Problem details
Count lines with "label" below; give only the number.

Records provided
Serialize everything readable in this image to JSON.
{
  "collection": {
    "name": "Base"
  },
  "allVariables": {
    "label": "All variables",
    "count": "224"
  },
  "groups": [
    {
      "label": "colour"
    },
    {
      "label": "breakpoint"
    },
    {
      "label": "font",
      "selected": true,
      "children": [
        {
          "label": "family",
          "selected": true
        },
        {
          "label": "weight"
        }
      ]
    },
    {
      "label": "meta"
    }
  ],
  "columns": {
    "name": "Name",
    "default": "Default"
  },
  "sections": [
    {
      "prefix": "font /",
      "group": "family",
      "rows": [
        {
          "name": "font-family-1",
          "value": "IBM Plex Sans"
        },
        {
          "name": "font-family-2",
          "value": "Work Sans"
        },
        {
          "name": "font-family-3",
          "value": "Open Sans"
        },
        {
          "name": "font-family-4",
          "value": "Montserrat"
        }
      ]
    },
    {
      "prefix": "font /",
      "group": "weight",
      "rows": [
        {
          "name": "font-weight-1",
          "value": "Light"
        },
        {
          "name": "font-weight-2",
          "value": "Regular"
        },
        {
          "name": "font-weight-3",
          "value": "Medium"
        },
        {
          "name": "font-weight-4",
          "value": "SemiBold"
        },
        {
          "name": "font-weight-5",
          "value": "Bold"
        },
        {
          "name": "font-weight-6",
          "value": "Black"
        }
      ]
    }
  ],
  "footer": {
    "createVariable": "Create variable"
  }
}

Response area
7